It’s the middle of November and winter is well and truly upon us: the clocks have gone back (how is it the dead of night at 4.30? Just HOW), my Halloween eyelashes are back in their box for another year*, and dogs around the country can yelp a sigh of relief as the last sparkler gets stubbed out by a teenager on the back of a neighbour’s wall. This can only mean one thing. Hit it, Bing.
Well, yes, it is beginning to look a lot like Christmas because, thanks to our national obsession with television the Christmas advert has become unavoidable. They have become the topic of magazine articles, blogs and #newsfeeds. From the sentimental (John Lewis’ loved up snowmen with a peculiar choice of presents) to the scantily clad and questionably edited (See M&S’ contribution) to the downright sexist. Yes, Asda, I’m pointing my feminist finger at you.
To those who aren’t glued to the rollercoaster ride that is the X-Factor Weekend (will it be Ella? Which member of Union J is the least offensive looking? Can Jahmene hold it together this week?**) and therefore haven’t been privy to ITV’s barrage of commercials (or ceebs to click on this link) here is a quick run-down of the advert in question. We see a relatively young woman choosing a tree with what we perceive to be her other half.

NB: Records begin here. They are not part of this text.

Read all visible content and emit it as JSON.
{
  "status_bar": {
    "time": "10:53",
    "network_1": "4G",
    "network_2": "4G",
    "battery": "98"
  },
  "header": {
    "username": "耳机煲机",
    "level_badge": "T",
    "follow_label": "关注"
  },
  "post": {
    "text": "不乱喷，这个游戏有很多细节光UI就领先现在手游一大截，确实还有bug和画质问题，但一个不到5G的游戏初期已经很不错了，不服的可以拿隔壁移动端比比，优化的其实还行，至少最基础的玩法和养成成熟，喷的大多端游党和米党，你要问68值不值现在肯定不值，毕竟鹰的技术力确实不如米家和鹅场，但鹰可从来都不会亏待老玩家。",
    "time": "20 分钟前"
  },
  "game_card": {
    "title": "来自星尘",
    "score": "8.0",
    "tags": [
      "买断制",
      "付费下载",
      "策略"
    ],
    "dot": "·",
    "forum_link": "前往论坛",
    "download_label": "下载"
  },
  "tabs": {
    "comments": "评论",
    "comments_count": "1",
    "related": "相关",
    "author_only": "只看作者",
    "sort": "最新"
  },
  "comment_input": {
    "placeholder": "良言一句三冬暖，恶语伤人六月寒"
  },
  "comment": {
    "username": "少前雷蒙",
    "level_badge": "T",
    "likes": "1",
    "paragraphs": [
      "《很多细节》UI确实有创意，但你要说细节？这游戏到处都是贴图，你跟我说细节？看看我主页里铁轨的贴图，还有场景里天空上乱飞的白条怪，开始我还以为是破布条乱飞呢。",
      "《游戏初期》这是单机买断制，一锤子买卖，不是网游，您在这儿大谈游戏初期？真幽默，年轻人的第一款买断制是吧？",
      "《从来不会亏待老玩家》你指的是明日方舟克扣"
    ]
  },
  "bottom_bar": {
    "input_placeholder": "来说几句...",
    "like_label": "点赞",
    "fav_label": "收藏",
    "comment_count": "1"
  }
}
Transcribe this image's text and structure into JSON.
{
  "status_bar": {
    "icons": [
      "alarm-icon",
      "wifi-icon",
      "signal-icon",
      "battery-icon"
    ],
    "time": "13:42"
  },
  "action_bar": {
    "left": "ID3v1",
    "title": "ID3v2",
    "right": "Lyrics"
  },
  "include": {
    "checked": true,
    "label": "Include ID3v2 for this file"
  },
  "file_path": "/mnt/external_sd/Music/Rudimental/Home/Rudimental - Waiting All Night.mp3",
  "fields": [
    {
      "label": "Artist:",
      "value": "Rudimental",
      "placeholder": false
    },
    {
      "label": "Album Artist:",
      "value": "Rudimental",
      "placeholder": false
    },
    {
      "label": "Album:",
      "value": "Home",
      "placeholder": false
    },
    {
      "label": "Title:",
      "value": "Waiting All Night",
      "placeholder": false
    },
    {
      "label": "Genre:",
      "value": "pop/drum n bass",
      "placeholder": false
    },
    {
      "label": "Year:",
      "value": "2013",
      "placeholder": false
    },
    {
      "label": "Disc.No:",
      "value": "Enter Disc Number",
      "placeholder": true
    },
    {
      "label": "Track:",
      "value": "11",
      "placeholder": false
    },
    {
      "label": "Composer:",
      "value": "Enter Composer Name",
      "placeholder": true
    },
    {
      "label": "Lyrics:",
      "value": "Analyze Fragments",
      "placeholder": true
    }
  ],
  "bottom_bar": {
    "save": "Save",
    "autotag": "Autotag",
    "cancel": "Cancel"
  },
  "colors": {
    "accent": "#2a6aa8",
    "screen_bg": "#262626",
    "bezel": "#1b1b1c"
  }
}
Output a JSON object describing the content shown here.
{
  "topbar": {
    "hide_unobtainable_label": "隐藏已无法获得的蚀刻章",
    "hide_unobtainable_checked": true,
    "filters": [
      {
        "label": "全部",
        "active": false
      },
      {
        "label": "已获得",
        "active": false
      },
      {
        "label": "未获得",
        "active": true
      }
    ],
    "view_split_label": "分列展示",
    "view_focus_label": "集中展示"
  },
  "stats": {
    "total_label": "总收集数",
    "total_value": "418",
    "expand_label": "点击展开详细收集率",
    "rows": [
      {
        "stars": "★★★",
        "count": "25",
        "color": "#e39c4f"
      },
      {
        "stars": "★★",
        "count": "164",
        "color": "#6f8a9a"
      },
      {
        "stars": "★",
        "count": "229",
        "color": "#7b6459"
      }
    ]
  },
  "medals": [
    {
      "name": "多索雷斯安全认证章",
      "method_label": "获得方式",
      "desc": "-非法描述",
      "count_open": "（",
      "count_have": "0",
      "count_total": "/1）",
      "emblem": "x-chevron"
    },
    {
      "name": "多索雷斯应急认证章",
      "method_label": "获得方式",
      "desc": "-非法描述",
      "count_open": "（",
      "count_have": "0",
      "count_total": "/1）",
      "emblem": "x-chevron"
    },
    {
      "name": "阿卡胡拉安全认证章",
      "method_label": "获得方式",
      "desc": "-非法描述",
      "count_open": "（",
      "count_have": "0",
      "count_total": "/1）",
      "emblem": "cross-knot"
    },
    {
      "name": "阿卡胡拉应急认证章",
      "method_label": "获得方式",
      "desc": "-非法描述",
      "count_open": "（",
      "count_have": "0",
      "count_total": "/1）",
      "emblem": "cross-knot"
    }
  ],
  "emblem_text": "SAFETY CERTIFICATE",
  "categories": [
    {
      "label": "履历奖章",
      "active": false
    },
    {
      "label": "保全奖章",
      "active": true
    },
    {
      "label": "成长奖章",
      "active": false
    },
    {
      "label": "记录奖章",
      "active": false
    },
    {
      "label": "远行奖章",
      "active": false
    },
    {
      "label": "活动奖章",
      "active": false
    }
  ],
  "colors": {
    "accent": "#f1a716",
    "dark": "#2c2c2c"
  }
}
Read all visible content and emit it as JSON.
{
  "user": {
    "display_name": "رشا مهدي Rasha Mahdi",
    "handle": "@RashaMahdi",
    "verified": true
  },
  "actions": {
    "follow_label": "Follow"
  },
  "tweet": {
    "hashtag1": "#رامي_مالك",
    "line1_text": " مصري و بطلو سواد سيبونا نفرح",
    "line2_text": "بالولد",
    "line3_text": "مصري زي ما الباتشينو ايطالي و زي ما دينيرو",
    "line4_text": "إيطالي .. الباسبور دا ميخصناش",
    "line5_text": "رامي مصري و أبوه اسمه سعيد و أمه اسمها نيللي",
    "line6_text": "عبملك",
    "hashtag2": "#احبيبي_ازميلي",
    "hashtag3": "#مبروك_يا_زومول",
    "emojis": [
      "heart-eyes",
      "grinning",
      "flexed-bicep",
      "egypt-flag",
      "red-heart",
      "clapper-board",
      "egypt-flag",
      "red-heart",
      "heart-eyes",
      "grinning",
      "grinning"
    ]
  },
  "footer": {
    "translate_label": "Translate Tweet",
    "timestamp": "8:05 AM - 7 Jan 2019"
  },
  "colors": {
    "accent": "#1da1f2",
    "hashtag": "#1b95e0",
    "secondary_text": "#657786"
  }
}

The scene slowly degenerates into showing her run around like a proverbial headless chicken with a baby on one arm and a box of crackers in the other, sacrificing the real chair for a puff to eat the Christmas dinner she’s slaved over, only to sit down with a glass of wine and have her husband ask in a hilarious aside: “what’s for tea love?” The final blow is dealt with the tagline: “Behind every Christmas, there’s Mum.”
Well, this just sums it up really. At best (and if this is best, imagine how bad worst is), the advert is just monumentally short-sighted: ignoring the millions of people in Britain whose family don’t fit the nuclear-2.3-kids-semi-detatched-house mould. The advert is nonsensical and, quite frankly, upsetting to gay families, single parents and people with no kids at all.
At worst, it’s an advert endorsing some of the worst traditionalist and misogynist opinions of women in the home. It’s an advert which celebrates women as shouldering all the domestic burdens. It’s an advert which, after all, says it’s totally fine that women’s place in the modern household is very much still situated in the 1950’s as its all they can cope with, and men are only good for putting the tree in the car and metaphorical pats-on-the-head in the form of bad jokes. On top of that, she remains looking young and unflappable throughout: suggesting that women are expected to do all the work and still look attractive at the end of it. Moreover, dialogue about the advert, with the exception of the Guardian, tends to be that the ‘handful’ of people who did complain overreacted, made more frustrating by the fact that many put the word sexist in inverted commas.
Perhaps I am overreacting. “Chill out Cat”, I hear you cry, “it’s just an advert”. But the truth is that anyone with a TV set is bound to stumble across this footage, to the extent where “the Xmas Ad” practically becomes a defining factor in what it means to have a modern British Christmas. There just isn’t room for another generation of young people thinking that it’s OK for women to undertake this outdated and ridiculous role within the family unit, and the backlash against the criticism just isn’t helping. And that, my friends, is the Asda price*** of an advert which has nothing Christmassy about it.
*They are fabulous. They look like someone stuck pins in my eyes.
** Meh, meh and almost certainly not.
*** Please forgive the outrageous pun.
– Cathryn Turhan @cattyfantastic